        Was looking at it on a mobile. He gave the credit though for which I am thankful, I just didn’t know where to look.

    • I always put the photo credit at the bottom.

      As an aside, that reminds me of an LDS temple outside of Washington DC. As you’re driving on the highway, you see the temple in the distance with (nearer) a bridge crossing. On the side of the bridge, someone had spray painted “Surrender Dorothy!”

      http://images.dailykos.com/images/213127/story_image/surrender_Dorothy_copy.jpg

      • Philmonomer
        • Brilliant! I saw this in about 1981.

          Did you see this yourself, or are you just handy with photo searching tools??

        • Philmonomer

          Nope, I can’t say I saw it myself (although I’m familiar with it). I just used “Google Images”

        • Greg G.

          I was in Baltimore for work for a couple of weeks so one of the other guys and I decided to visit DC on the weekend. Curiosity got the better of us so we exited the highway to see the joint close up. I’ve been thrown out of better places than that before.

        • Michael Neville

          I’ve been thrown out of better places than that before.

          I’m not surprised.

      • Frank G Turner

        I know the temple that you are talking about.

    • Pofarmer

      Can’t imagine how much money was wasted on it.

      • Frank G Turner

        Its still a pretty awesome photo. You are right though, probably a waste of money.

  • A number of the other early Mormons were also killed in Missouri.

  • TheNuszAbides

    we can read the accounts of the participants in our own language.

    or at least in the participants’ hamfisted mimicry of King James English.

    That his source document was vetted by an angel says a lot about the quality of what he started with.

    oh, well played, sir.

  • LastManOnEarth

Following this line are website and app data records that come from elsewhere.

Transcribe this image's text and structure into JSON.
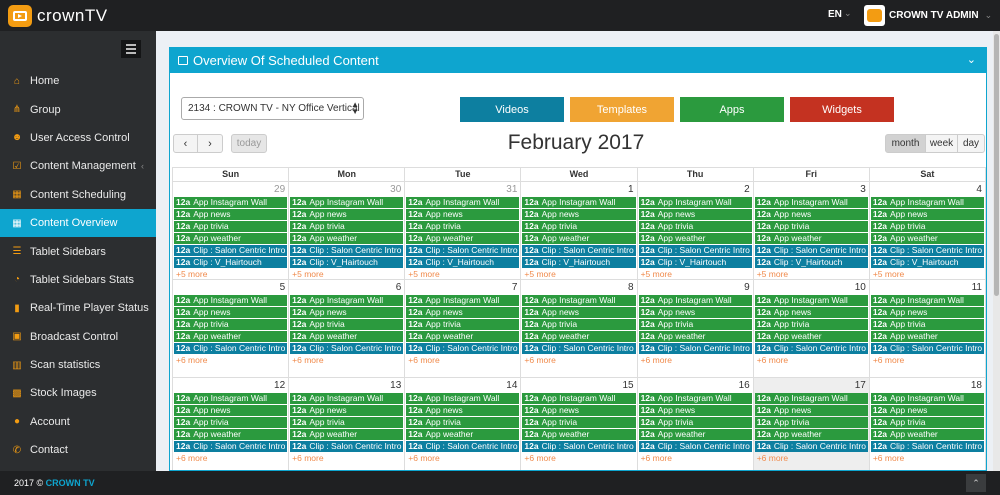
{
  "brand": {
    "name_main": "crown",
    "name_tv": "TV"
  },
  "header": {
    "language": "EN",
    "user_name": "CROWN TV ADMIN"
  },
  "sidebar": {
    "items": [
      {
        "label": "Home",
        "icon": "home-icon",
        "glyph": "⌂"
      },
      {
        "label": "Group",
        "icon": "sitemap-icon",
        "glyph": "⋔"
      },
      {
        "label": "User Access Control",
        "icon": "users-icon",
        "glyph": "☻"
      },
      {
        "label": "Content Management",
        "icon": "checkbox-icon",
        "glyph": "☑"
      },
      {
        "label": "Content Scheduling",
        "icon": "calendar-icon",
        "glyph": "▦"
      },
      {
        "label": "Content Overview",
        "icon": "calendar-icon",
        "glyph": "▦"
      },
      {
        "label": "Tablet Sidebars",
        "icon": "list-icon",
        "glyph": "☰"
      },
      {
        "label": "Tablet Sidebars Stats",
        "icon": "pie-chart-icon",
        "glyph": "◔"
      },
      {
        "label": "Real-Time Player Status",
        "icon": "signal-icon",
        "glyph": "▮"
      },
      {
        "label": "Broadcast Control",
        "icon": "broadcast-icon",
        "glyph": "▣"
      },
      {
        "label": "Scan statistics",
        "icon": "bar-chart-icon",
        "glyph": "▥"
      },
      {
        "label": "Stock Images",
        "icon": "image-icon",
        "glyph": "▩"
      },
      {
        "label": "Account",
        "icon": "user-icon",
        "glyph": "●"
      },
      {
        "label": "Contact",
        "icon": "phone-icon",
        "glyph": "✆"
      }
    ],
    "active_index": 5,
    "caret_index": 3
  },
  "panel": {
    "title": "Overview Of Scheduled Content",
    "display_select": "2134 : CROWN TV - NY Office Vertical",
    "buttons": {
      "videos": "Videos",
      "templates": "Templates",
      "apps": "Apps",
      "widgets": "Widgets"
    },
    "today_label": "today",
    "views": {
      "month": "month",
      "week": "week",
      "day": "day"
    }
  },
  "calendar": {
    "title": "February 2017",
    "weekdays": [
      "Sun",
      "Mon",
      "Tue",
      "Wed",
      "Thu",
      "Fri",
      "Sat"
    ],
    "weeks": [
      {
        "days": [
          {
            "num": "29",
            "other": true
          },
          {
            "num": "30",
            "other": true
          },
          {
            "num": "31",
            "other": true
          },
          {
            "num": "1"
          },
          {
            "num": "2"
          },
          {
            "num": "3"
          },
          {
            "num": "4"
          }
        ],
        "events": [
          {
            "time": "12a",
            "title": "App Instagram Wall",
            "color": "green"
          },
          {
            "time": "12a",
            "title": "App news",
            "color": "green"
          },
          {
            "time": "12a",
            "title": "App trivia",
            "color": "green"
          },
          {
            "time": "12a",
            "title": "App weather",
            "color": "green"
          },
          {
            "time": "12a",
            "title": "Clip : Salon Centric Intro",
            "color": "blue"
          },
          {
            "time": "12a",
            "title": "Clip : V_Hairtouch",
            "color": "blue"
          }
        ],
        "more": "+5 more"
      },
      {
        "days": [
          {
            "num": "5"
          },
          {
            "num": "6"
          },
          {
            "num": "7"
          },
          {
            "num": "8"
          },
          {
            "num": "9"
          },
          {
            "num": "10"
          },
          {
            "num": "11"
          }
        ],
        "events": [
          {
            "time": "12a",
            "title": "App Instagram Wall",
            "color": "green"
          },
          {
            "time": "12a",
            "title": "App news",
            "color": "green"
          },
          {
            "time": "12a",
            "title": "App trivia",
            "color": "green"
          },
          {
            "time": "12a",
            "title": "App weather",
            "color": "green"
          },
          {
            "time": "12a",
            "title": "Clip : Salon Centric Intro",
            "color": "blue"
          }
        ],
        "more": "+6 more"
      },
      {
        "days": [
          {
            "num": "12"
          },
          {
            "num": "13"
          },
          {
            "num": "14"
          },
          {
            "num": "15"
          },
          {
            "num": "16"
          },
          {
            "num": "17",
            "highlight": true
          },
          {
            "num": "18"
          }
        ],
        "events": [
          {
            "time": "12a",
            "title": "App Instagram Wall",
            "color": "green"
          },
          {
            "time": "12a",
            "title": "App news",
            "color": "green"
          },
          {
            "time": "12a",
            "title": "App trivia",
            "color": "green"
          },
          {
            "time": "12a",
            "title": "App weather",
            "color": "green"
          },
          {
            "time": "12a",
            "title": "Clip : Salon Centric Intro",
            "color": "blue"
          }
        ],
        "more": "+6 more"
      }
    ]
  },
  "footer": {
    "year": "2017 ©",
    "brand": "CROWN TV"
  },
  "colors": {
    "accent": "#0ea5cf",
    "orange": "#f39c12",
    "event_green": "#2b9a3e",
    "event_blue": "#0d7fa0",
    "widgets_red": "#c43221",
    "more_link": "#f08a4b"
  }
}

    May I suggest the Lego version from the renowned author/illustrator of the Brick Bible, Elbe Spurling?

    http://thebrickbookofmormon.com

  • Kevin K

    If you ask a Christian of a certain stripe why the OT food laws are not followed, why we don’t keep slaves from other countries, and why we don’t stone adulterers to death, you’re liable to be given the “progressive revelation” talk.

    Whenever that happens to me, I bring up Joseph Smith. That usually ends the use of that excuse then and there.

  • RichardSRussell

    Who would die for a lie?

    I got a pitch somewhat similar to this back in the 1960s after sitting thru 6 hour-long sessions with a pair of young Mormon missionaries who I’m sure thot that I was a hot prospect, because I was respectful, paid close attention, and asked pertinent questions.

    At the end of the lesson plan, they asked if I was ready to make a commitment to Mormonism, and I told them no way, I’m still as solid an atheist as I ever was, but now I’m a better informed one. The elder elder (they call them all “elders”, even tho most of them have barely started shaving) got all teary-eyed and asked me how I could possibly turn down the generous offer of Joseph Smith, who “gave his heart’s blood” for what he believed in.

    I was too uncomfortable at the time to come up with anything more than a mumbled response that I was sorry for his sacrifice but still wasn’t convinced of his religion. Subsequently I thot I should have replied that dying for what you believe in (or pretend to believe in) may be a sign of sincerity (or sheer bad luck), but it’s in no way an indicator of truth or accuracy, as dead guys from Michael Servetus to Jim Jones to Adolf Hitler would indicate.